The Rokko Mts. and Awaji Island have been formed under an east-west compressive stress field accompanied by the right-lateral and vertical components of faulting along the Rokko-Awaji fault system. At the 1995 Hyogoken-Nanbu Earthquake, the Nojima earthquake fault appeared almost along the pre-existing Nojima fault within this fault system, which was previously known to be active. Many precise surveys have been performed after this earthquake to describe the various features of the earthquake fault, such as the detailed locality and behaviour of faulting, amount of displacement, and other geomorphic and geologic characteristics. In addition, the following subjects are discussed based on these features: the segmentation of the faulting, its total length, mode and amount of displacement at both ends, and the relationship between the Nojima fault and the other faults on the east side of the island.
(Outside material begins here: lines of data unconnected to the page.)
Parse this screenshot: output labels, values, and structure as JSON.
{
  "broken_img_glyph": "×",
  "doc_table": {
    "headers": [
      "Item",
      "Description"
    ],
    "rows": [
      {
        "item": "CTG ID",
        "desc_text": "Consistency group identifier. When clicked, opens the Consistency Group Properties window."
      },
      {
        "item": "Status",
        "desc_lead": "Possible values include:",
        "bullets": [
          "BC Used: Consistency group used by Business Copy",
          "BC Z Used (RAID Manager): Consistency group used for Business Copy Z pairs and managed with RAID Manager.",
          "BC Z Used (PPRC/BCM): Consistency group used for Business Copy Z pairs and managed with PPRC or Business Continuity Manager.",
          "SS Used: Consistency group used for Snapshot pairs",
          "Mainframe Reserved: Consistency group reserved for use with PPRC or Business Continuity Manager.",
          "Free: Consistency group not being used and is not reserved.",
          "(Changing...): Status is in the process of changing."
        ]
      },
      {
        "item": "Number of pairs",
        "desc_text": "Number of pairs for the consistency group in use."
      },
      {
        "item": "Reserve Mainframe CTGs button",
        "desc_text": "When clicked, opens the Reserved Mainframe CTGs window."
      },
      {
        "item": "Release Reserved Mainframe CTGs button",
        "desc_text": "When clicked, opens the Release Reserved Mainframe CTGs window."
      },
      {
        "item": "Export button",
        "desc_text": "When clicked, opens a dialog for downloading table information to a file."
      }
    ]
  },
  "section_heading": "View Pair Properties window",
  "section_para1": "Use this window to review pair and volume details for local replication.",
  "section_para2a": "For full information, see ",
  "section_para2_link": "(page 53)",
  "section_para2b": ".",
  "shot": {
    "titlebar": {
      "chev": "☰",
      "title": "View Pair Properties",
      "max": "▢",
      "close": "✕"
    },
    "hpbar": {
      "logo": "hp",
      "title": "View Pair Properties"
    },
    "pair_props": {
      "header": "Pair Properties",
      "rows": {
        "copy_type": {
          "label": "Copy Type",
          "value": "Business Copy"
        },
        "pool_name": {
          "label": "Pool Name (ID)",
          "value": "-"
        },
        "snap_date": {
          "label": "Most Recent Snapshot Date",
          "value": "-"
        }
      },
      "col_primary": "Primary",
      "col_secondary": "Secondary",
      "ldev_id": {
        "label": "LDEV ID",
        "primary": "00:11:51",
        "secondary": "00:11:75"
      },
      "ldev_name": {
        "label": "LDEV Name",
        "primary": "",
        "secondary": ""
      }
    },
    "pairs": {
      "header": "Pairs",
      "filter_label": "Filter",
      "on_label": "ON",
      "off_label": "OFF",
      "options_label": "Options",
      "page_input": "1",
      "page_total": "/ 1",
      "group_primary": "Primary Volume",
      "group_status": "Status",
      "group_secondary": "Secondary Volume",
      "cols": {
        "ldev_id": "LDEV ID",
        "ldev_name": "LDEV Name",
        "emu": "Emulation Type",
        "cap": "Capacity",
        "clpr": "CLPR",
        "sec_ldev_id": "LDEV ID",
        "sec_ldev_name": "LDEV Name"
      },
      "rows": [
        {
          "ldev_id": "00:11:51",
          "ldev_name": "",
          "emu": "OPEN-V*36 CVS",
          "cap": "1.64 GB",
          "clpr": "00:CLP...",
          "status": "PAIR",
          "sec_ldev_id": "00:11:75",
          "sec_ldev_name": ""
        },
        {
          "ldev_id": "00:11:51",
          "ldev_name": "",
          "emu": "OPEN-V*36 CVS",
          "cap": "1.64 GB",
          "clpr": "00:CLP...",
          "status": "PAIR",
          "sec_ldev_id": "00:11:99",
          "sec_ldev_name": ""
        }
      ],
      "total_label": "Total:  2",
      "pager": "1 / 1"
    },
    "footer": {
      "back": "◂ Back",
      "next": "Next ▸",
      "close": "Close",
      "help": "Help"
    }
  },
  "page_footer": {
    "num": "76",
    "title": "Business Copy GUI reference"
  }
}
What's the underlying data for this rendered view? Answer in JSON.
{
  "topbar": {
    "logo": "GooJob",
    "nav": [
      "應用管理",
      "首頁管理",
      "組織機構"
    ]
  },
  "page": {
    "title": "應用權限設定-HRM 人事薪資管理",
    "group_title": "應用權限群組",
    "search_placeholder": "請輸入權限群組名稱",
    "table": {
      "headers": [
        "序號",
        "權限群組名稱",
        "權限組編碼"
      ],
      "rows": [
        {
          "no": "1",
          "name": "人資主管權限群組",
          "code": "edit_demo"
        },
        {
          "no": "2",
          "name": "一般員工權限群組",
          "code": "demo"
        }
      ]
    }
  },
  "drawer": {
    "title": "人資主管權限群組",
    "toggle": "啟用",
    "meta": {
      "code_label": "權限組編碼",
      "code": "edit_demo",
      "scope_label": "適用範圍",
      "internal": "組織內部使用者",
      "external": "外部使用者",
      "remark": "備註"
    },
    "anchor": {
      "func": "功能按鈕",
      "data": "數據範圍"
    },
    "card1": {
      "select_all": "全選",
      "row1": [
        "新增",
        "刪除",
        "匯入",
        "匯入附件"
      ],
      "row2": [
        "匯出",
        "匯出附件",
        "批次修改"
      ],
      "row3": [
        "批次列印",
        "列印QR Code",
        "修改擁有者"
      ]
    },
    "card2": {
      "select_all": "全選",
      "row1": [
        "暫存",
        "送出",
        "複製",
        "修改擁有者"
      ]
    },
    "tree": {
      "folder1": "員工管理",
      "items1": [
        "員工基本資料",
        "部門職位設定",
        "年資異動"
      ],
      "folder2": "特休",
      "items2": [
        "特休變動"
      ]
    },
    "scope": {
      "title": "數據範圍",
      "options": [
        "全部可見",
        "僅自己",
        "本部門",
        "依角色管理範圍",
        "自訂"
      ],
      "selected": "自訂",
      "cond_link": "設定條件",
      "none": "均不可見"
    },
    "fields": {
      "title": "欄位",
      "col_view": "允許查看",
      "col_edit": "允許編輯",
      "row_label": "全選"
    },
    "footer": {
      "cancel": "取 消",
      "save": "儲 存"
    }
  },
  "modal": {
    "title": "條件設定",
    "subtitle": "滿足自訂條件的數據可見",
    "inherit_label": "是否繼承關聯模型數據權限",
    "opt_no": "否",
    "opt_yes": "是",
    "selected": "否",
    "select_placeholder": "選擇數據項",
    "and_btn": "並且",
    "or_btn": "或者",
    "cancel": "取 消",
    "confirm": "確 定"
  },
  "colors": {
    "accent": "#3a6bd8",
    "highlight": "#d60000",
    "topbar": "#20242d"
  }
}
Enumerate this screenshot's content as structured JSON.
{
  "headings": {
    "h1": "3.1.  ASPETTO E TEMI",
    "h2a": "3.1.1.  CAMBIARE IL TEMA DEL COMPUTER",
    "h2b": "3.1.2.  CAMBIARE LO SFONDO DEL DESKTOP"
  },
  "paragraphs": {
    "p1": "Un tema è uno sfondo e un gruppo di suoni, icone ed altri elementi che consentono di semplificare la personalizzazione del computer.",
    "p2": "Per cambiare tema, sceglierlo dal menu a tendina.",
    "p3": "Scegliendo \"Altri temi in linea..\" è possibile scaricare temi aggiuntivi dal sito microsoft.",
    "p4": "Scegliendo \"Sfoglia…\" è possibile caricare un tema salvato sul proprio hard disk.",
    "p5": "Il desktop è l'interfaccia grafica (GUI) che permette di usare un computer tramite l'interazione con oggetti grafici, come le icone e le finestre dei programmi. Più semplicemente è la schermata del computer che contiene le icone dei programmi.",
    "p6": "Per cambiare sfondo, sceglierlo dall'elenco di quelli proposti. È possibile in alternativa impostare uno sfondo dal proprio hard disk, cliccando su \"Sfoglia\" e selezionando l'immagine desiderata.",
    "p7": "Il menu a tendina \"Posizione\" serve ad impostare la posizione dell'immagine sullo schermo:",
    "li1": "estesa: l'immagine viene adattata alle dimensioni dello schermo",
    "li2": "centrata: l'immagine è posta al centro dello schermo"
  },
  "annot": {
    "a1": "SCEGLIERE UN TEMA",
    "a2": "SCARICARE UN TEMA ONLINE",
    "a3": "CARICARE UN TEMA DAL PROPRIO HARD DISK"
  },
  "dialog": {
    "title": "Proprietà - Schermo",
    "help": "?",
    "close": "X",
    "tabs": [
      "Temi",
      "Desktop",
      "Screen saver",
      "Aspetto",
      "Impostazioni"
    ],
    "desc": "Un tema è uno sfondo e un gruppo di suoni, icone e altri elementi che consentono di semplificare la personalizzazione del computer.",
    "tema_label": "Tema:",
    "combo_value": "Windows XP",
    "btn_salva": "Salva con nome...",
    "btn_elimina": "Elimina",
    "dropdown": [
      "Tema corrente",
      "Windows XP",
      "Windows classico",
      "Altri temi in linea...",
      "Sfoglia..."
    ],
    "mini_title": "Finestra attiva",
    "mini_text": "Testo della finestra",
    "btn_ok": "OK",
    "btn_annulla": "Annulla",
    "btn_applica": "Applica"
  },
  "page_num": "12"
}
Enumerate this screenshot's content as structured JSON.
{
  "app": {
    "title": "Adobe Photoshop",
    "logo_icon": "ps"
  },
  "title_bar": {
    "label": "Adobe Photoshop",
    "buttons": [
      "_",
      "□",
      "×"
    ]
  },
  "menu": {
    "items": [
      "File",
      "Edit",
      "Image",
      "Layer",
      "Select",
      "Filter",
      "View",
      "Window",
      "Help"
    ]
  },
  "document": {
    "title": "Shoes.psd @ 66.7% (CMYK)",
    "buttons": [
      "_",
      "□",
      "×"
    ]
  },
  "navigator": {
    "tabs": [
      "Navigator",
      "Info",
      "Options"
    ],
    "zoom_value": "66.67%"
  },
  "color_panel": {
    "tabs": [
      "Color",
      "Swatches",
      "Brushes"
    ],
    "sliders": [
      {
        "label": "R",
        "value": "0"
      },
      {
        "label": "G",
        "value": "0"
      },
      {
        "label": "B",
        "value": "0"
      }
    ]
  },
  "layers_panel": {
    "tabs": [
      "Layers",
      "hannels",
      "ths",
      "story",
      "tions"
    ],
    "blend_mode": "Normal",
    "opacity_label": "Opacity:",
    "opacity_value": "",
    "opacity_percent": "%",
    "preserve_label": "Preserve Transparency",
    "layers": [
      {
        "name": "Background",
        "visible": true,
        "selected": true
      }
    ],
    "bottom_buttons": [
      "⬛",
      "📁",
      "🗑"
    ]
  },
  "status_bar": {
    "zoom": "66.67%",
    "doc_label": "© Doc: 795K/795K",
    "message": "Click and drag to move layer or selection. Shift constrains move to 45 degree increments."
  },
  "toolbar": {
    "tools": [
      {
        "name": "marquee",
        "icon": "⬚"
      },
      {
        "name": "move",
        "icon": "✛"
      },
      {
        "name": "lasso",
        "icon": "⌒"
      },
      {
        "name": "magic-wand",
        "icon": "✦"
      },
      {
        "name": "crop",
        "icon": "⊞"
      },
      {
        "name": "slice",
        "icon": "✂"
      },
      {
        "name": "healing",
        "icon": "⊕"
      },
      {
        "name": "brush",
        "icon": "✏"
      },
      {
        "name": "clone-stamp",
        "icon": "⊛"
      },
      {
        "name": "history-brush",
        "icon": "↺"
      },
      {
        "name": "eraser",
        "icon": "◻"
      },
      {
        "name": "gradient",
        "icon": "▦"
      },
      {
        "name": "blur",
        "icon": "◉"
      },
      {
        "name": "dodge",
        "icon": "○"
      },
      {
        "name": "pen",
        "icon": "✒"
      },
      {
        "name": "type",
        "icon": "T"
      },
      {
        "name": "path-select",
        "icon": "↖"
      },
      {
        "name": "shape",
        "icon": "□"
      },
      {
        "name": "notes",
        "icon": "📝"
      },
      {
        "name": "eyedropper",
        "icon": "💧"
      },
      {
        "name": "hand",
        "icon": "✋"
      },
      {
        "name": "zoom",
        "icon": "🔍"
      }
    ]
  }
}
From the measurement of three dimensional crustal deformation around the earthquake fault using air-photographs, it was revealed that the island in the northwestern side of the fault moved eastward up to 1.7m and dislocated vertically from ―1.2m to + 1.7m, whereas the southeastern side was displaced southward up to 2.5m and uplifted up to 1.7m. These acute crustal movements are not parallel to the fault trace. The three dimensional crustal deformations were at least in the order of lm, even in sites more than 1 km apart from the fault trace. Many kinds of surveys also revealed the characteristics of the Nojima fault including the fault topography, recurrence time of faulting, total displacements, and the subsurface geology. Especially, seismic reflection surveys and three deep-core drillings across the fault clarified the subsurface structure around the fault, and the characteristics and inclination of its shattered zones. The Nojima fault accompanied with a present fault scarp higher than 250m had started remarkable vertical displacement after the deposition of the Osaka Group. It has repeatedly moved at a recurrence interval of ca. 2,000 years during the Late Quaternary. Total right-lateral displacement attains at least 300m, being almost equal to or less than its total vertical dislocation. The studies on the fault planes and shattered zones revealed dips of the planes, mode of faulting, and the relationship between the amount of displacement and the width and structure of the shattered zones. Furthermore, detailed observation and analysis of the drilling cores now in progress indicate the structure and dip of the fault at relatively deeper levels, as well as the characteristi cosf shattered rocks accompanying the fault. From the ample evidence mentioned above, the Nojima fault is considered to be different in faulting history between the parts north and south of Hikinoura Village in Hokudan Town. Right-lateral faulting and east-side uplifting have continued until now in the northern part. In contrast, in the southern part of the fault, the bifurcated fault corresponding to the geologic boundary between the granitic rocks and the Osaka group has acted as an active fault, although its activity is weak at present. Along the Nojima earthquake fault, a wide flexure zone had been formed along the Mizukoshi flexure, but it changed into an active fault with a predominantly right-latera lcomponent probably during the Late Quaternary.